The older I get, the more I'm confused about the God of my youth, as in the Christian God, father of the baby Jesus from the nativity scenes found outside supermarkets and parks in most small towns come early December. These wooden relics appear unannounced, like raccoons at a campsite, although the actual placing of the baby Jesus into the manger is often delayed until Christmas Eve, perhaps from fear that he may end up going for a joy ride with a car full of high school kids out for a giggle.
I was raised in Australia under the Church of England strand of Christianity. The all girls' private school that I attended from kindergarten through the sixth grade, played havoc with my personal wardrobe creativity. Being called out of class and into the school office to have my skirt length measured or queried about a certain hairstyle I had designed that morning on the way to school, was a regular occurrence for me. So was detention. I must have had a premonition that I would one day live in California when I named a particularly wild hairstyle I had created, "The Palm Tree." This piéce de résistance that I wore proudly on top of my head, didn't even make it to the classroom before I was asked to take it down. My creative flow was once again put on hold.
For a while there was a craze where my cohorts and I would wear "witches britches" underneath our drab uniforms. These fashionable garments that for a while replaced boring underwear, resembled modern day running shorts. They were made from striped, polka dot, or delicate flowery patterned stretchy fabrics and trimmed with bows and lace. It wasn't that they were sexy, (well, maybe they were, just a wee bit), but rather that they had been banned from our school, and that captivated my attention. The name alone was enough to send the school religious studies department into a tizzy. I can only imagine the conversations in the staff room: "The children are Pagans! Burn the witches britches!"

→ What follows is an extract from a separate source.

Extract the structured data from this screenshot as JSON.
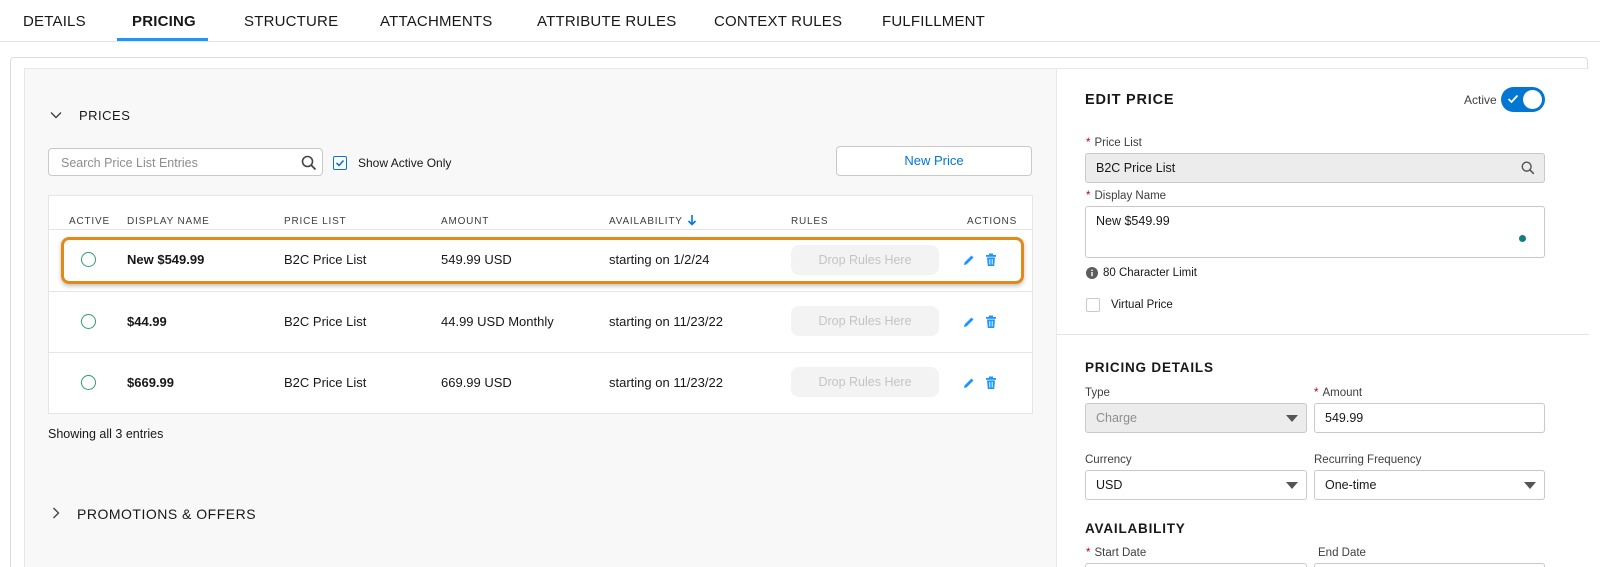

There is one element of attending a religious school, that in looking back, I appreciate. At some stage during the year, a few of us would be singled out and prepped to read a passage from The Bible in front of the rest of our greater school community. This included faculty, parents and friends. I actually enjoyed this event and it had nothing to do with what I was reading -- that was secondary.
What I loved was the church itself, and that we were away from the confines of our desks during rehearsal times. Built originally in 1824, this holy building was made from sandstone, with red brick added at a later date. The feel of the sandstone on my hands, cold and kind of gritty, is etched into my memory, and the stained glass that softened the light filtering through the windows gave the whole place an ethereal atmosphere. Dare I say that it felt slightly magical?
The smell of the church of my alma mater was overwhelming, maybe a little dose of incense, but more likely something rather toxic that the cleaning ladies used to polish the hard wooden pews. The candles were also an added bonus to my youthful imagination. I found them comforting and a valuable asset to my compulsive daydreaming.
Taking a cue from my teacher, I would rise from the pew where I sat with members of the choir, walk across the front of the sanctuary, and step onto the small step at the lectern to deliver my words. With perfect timing, I would open the enormous sacred book that lay on the stand, look out across the sea of late 1960's outfits and misfits, and ceremoniously give a little cough -- so very "Zoolander" in the coal mines of me. Once this was done, I would leap into the verse I had spent weeks rehearsing, and listen to my voice echo through the architecture of St. John's Church. Pure joy!
For those few marvelous minutes it seemed I held the audience captivated in the palm of my hand, and all were oblivious to the fact that underneath my perfect-length school uniform and plain white slip, I wore my purple and black-striped witches britches complete with sexy lace trim and small black velvet bows. Yes, church for me was an extremely liberating and (dare I say) spiritual experience.